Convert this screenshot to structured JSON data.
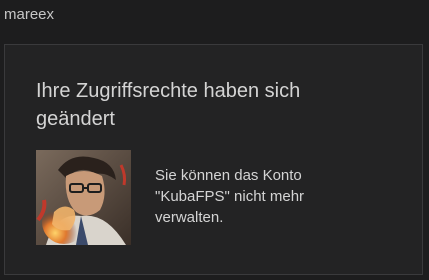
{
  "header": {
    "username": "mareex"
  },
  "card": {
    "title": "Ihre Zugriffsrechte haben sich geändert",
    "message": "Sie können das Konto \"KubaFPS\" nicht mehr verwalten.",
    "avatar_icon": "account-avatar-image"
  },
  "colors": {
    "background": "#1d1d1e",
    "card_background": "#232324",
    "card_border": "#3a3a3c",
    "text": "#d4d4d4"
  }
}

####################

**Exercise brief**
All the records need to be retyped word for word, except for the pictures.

**Output for this exercise**
Convert this screenshot to structured JSON data.
{
  "header": {
    "username": "mareex"
  },
  "card": {
    "title": "Ihre Zugriffsrechte haben sich geändert",
    "message": "Sie können das Konto \"KubaFPS\" nicht mehr verwalten.",
    "avatar_icon": "account-avatar-image"
  },
  "colors": {
    "background": "#1d1d1e",
    "card_background": "#232324",
    "card_border": "#3a3a3c",
    "text": "#d4d4d4"
  }
}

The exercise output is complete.